Description of the task — Where does the word "JSON" show up in the records? Copy every line that holds it.

(Interface dataset entries)
************

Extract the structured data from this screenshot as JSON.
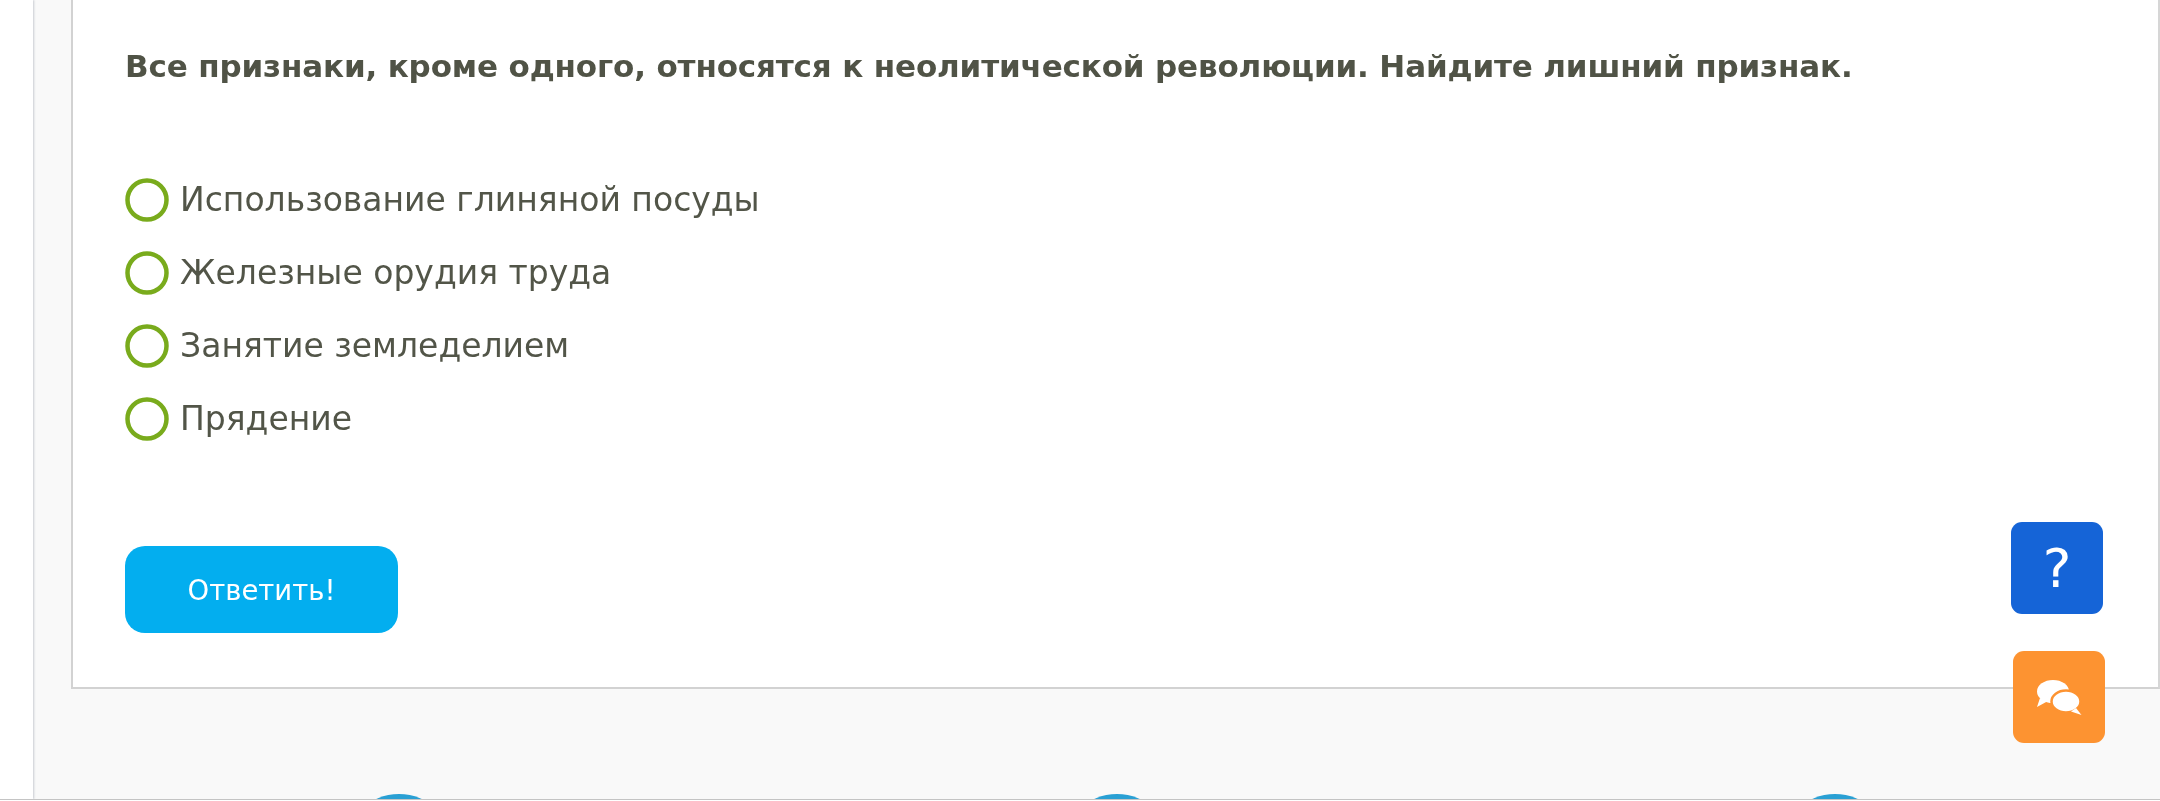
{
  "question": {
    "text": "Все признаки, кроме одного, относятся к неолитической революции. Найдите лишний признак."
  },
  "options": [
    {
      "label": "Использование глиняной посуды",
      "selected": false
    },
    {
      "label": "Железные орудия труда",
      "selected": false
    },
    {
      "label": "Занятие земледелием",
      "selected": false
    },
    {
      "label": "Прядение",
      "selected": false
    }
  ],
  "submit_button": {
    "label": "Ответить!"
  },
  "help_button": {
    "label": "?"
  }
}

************

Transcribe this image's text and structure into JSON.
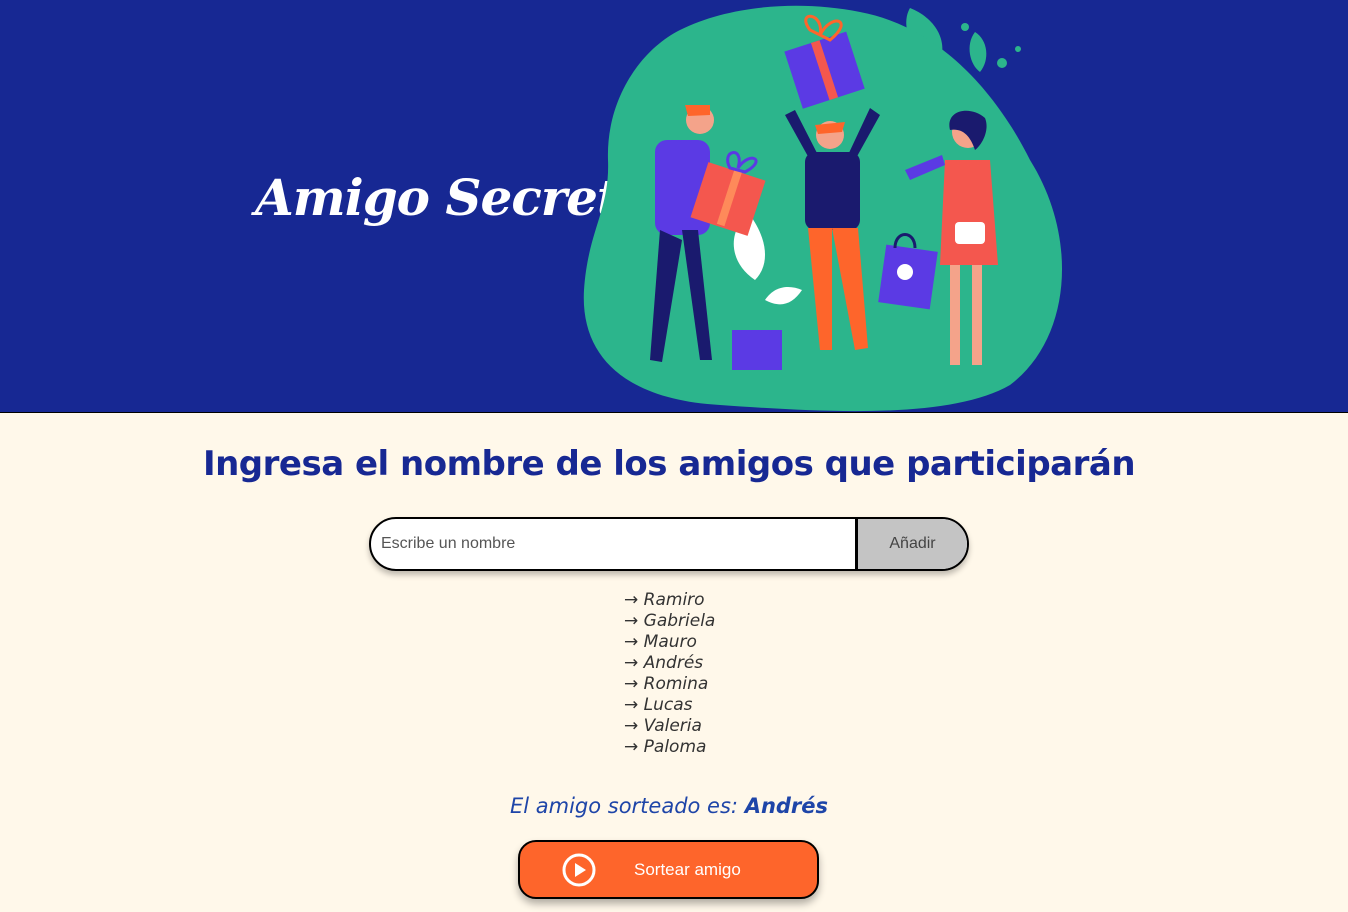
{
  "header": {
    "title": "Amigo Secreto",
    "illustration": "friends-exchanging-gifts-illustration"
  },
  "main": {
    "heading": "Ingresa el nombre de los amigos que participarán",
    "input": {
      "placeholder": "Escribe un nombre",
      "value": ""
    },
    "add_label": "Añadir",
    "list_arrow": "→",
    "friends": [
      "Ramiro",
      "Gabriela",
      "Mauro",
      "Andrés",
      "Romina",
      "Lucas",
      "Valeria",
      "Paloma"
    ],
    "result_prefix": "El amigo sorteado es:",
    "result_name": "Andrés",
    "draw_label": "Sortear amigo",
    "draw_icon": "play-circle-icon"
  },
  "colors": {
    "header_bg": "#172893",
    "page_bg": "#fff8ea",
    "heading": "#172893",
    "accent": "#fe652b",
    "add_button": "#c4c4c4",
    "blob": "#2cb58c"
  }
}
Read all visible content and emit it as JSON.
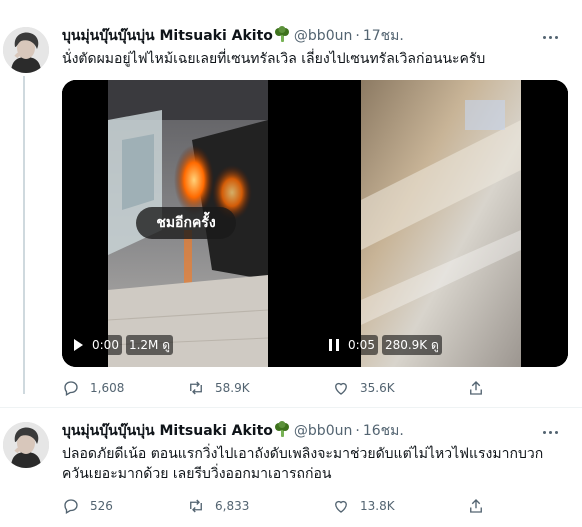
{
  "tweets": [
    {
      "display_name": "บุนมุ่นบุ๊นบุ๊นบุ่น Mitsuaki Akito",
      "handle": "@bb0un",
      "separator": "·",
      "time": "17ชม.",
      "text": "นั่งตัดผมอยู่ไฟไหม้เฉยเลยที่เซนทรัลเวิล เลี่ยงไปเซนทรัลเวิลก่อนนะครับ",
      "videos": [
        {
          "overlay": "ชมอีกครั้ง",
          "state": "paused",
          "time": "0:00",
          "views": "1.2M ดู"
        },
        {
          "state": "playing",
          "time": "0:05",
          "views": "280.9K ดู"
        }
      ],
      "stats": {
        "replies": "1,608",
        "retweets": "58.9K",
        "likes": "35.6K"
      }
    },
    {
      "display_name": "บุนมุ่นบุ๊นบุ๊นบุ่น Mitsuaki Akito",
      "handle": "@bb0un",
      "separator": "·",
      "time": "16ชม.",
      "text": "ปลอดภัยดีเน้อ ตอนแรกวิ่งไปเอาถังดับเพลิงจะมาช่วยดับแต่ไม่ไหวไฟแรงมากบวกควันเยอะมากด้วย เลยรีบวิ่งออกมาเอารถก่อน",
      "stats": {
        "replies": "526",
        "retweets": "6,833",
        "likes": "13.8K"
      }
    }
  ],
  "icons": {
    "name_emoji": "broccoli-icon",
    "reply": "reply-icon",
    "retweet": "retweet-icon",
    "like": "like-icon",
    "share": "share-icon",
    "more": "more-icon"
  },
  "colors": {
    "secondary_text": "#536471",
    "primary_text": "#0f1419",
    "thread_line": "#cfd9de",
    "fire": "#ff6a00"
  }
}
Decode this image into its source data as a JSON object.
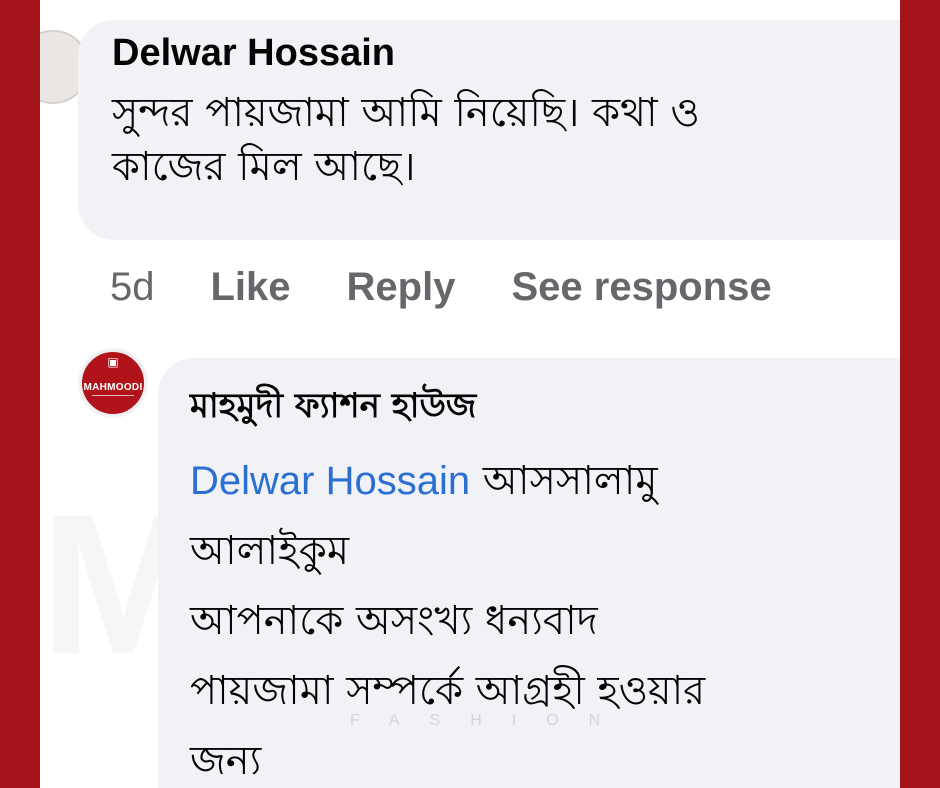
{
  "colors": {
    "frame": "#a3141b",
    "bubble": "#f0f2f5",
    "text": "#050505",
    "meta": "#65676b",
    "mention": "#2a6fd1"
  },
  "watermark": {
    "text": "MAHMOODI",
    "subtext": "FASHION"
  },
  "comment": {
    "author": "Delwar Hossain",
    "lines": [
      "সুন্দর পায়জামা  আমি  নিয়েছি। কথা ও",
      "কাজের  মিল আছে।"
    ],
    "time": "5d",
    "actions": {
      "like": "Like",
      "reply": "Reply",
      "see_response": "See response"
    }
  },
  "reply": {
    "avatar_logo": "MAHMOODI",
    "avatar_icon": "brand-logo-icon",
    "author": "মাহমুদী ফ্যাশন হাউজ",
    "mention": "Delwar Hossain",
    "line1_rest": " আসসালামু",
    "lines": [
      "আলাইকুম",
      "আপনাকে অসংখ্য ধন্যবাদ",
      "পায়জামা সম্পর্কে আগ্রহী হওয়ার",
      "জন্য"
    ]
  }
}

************

Written response —
Extract the structured data from this screenshot as JSON.
Transcribe this image's text and structure into JSON.
Read all visible content and emit it as JSON.
Decode this image into its source data as a JSON object.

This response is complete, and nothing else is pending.